you're familiar with. E.g. the set of real numbers is a vector space
and has infinitely many members. One dimension, yes, but infinitely
many members.

Take care that you don't confuse the set of vectors (i.e. the vector
space itself) with the n-tuple representation of one particular vector
in the space according to some basis. The n-tuple is what you write
with parentheses; it may have a lot of components but it is *one*
vector. Btw even here I am not being sufficiently abstract; there
exist infinite-dimensional vector spaces, and for those spaces the
n-tuple representation of individual vectors is not possible.

You made the same mistake in your response to me, where you talked
about (0,1) as if it were two vectors in R^2, instead of a *single*
vector with two components.

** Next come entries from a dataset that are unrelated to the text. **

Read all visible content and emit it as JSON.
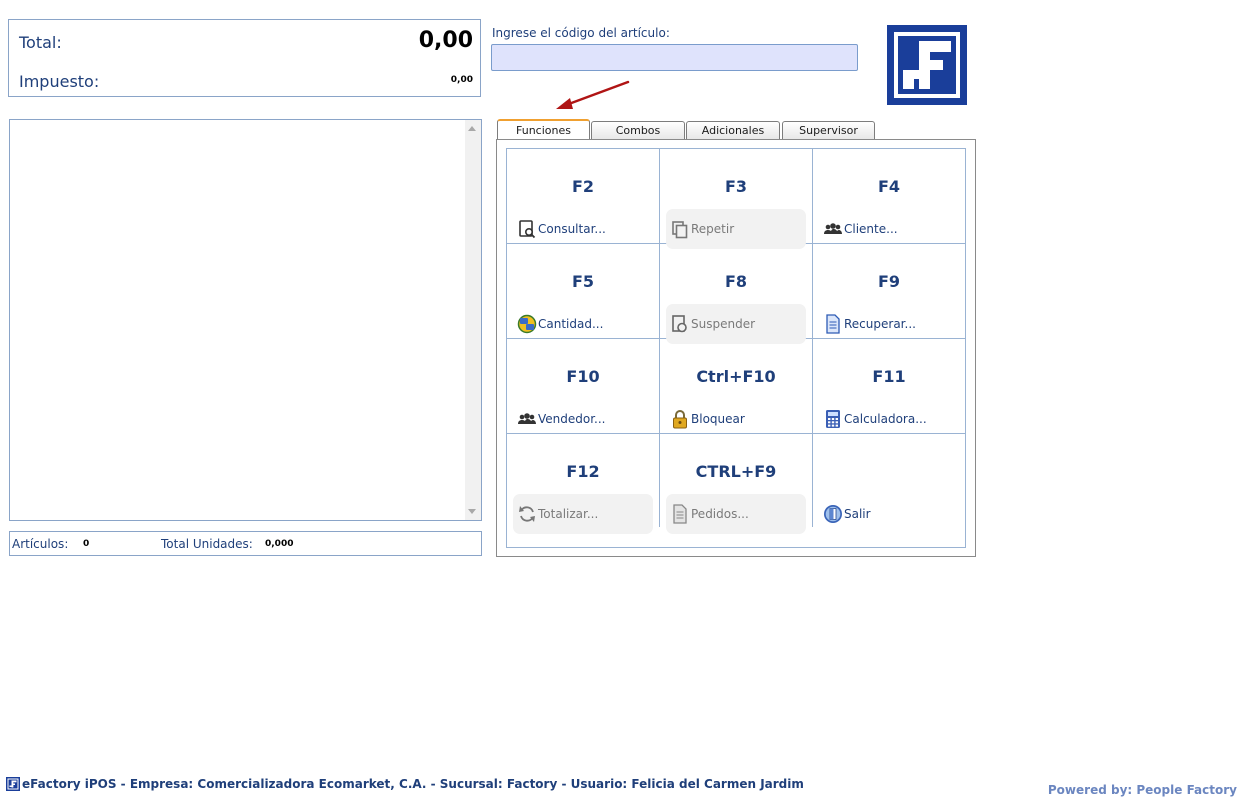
{
  "totals": {
    "total_label": "Total:",
    "total_value": "0,00",
    "tax_label": "Impuesto:",
    "tax_value": "0,00"
  },
  "status": {
    "articles_label": "Artículos:",
    "articles_value": "0",
    "units_label": "Total Unidades:",
    "units_value": "0,000"
  },
  "code_entry": {
    "label": "Ingrese el código del artículo:",
    "value": ""
  },
  "tabs": [
    {
      "label": "Funciones",
      "active": true
    },
    {
      "label": "Combos",
      "active": false
    },
    {
      "label": "Adicionales",
      "active": false
    },
    {
      "label": "Supervisor",
      "active": false
    }
  ],
  "functions": [
    {
      "key": "F2",
      "label": "Consultar...",
      "icon": "search-document-icon",
      "enabled": true
    },
    {
      "key": "F3",
      "label": "Repetir",
      "icon": "copy-icon",
      "enabled": false
    },
    {
      "key": "F4",
      "label": "Cliente...",
      "icon": "users-icon",
      "enabled": true
    },
    {
      "key": "F5",
      "label": "Cantidad...",
      "icon": "exchange-icon",
      "enabled": true
    },
    {
      "key": "F8",
      "label": "Suspender",
      "icon": "suspend-document-icon",
      "enabled": false
    },
    {
      "key": "F9",
      "label": "Recuperar...",
      "icon": "document-icon",
      "enabled": true
    },
    {
      "key": "F10",
      "label": "Vendedor...",
      "icon": "users-icon",
      "enabled": true
    },
    {
      "key": "Ctrl+F10",
      "label": "Bloquear",
      "icon": "lock-icon",
      "enabled": true
    },
    {
      "key": "F11",
      "label": "Calculadora...",
      "icon": "calculator-icon",
      "enabled": true
    },
    {
      "key": "F12",
      "label": "Totalizar...",
      "icon": "refresh-icon",
      "enabled": false
    },
    {
      "key": "CTRL+F9",
      "label": "Pedidos...",
      "icon": "document-icon",
      "enabled": false
    },
    {
      "key": "",
      "label": "Salir",
      "icon": "exit-door-icon",
      "enabled": true
    }
  ],
  "footer": {
    "info": "eFactory iPOS - Empresa: Comercializadora Ecomarket, C.A. - Sucursal: Factory - Usuario: Felicia del Carmen Jardim",
    "powered": "Powered by: People Factory"
  },
  "colors": {
    "brand_blue": "#1a3e9a",
    "text_blue": "#1f3f7a",
    "input_bg": "#dfe3fc",
    "tab_active_accent": "#f0a030",
    "arrow_red": "#b01515"
  }
}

Date Subject Author
4/24/04 Daniel Grubb
4/24/04 Marc Olschok
4/24/04 Daniel Grubb
4/24/04 Marc Olschok
4/24/04 Daniel Grubb
4/24/04 Thomas Nordhaus
4/24/04 Dave Rusin
4/25/04 Jonathan Miller
4/25/04 Felix Goldberg
4/24/04 Daniel Grubb
4/28/04 Tim Mellor
4/28/04 James Dolan
4/28/04 Daniel Grubb
4/28/04 James Dolan
4/28/04 Daniel Grubb
4/28/04 gersh@bialer.com
4/29/04 Daniel Grubb
4/29/04 Dave Rusin
4/28/04 Guest
4/29/04 Guest
4/28/04 Guest
1/10/07 David C. Ullrich
4/29/04 Dave Rusin
4/28/04 Guest
1/10/07 Law Hiu Chung
1/10/07 Dave Seaman
1/10/07 Marc Olschok
1/10/07 George Cox
4/28/04 Guest
1/10/07 Dave Rusin
4/28/04 Lee Rudolph
4/28/04 Guest
4/28/04 Guest
1/10/07 Marc Olschok
1/10/07 Toni Lassila
4/29/04 Guest
1/10/07 M L
1/10/07 Thomas Nordhaus
4/30/04 Guest
1/10/07 David C. Ullrich
1/10/07 Toni Lassila
4/30/04 Guest
1/10/07 George Cox
1/10/07 Marc Olschok
4/30/04 Guest
4/30/04 Guest
4/27/04 Guest
1/10/07 Thomas Nordhaus
1/10/07 David C. Ullrich
1/10/07 Dave Rusin
1/10/07 David C. Ullrich
5/9/04 James Dolan
5/10/04 David C. Ullrich
5/10/04 James Dolan
5/10/04 David C. Ullrich
5/10/04 Marc Olschok
5/10/04 David C. Ullrich
4/27/04 Guest
1/10/07 Thomas Nordhaus
4/27/04 Guest
1/10/07 magidin@math.berkeley.edu
1/10/07 David C. Ullrich
1/10/07 Marc Olschok
1/10/07 David C. Ullrich
1/10/07 Tim Mellor
4/28/04 Daniel Grubb
4/28/04 Daniel Grubb
4/27/04 Guest
1/10/07 David C. Ullrich
4/28/04 Dave Rusin
4/28/04 Daniel Grubb
4/27/04 Guest
1/10/07 Marc Olschok
4/24/04 Wayne Brown
4/24/04 Thomas Nordhaus
4/24/04 David Ames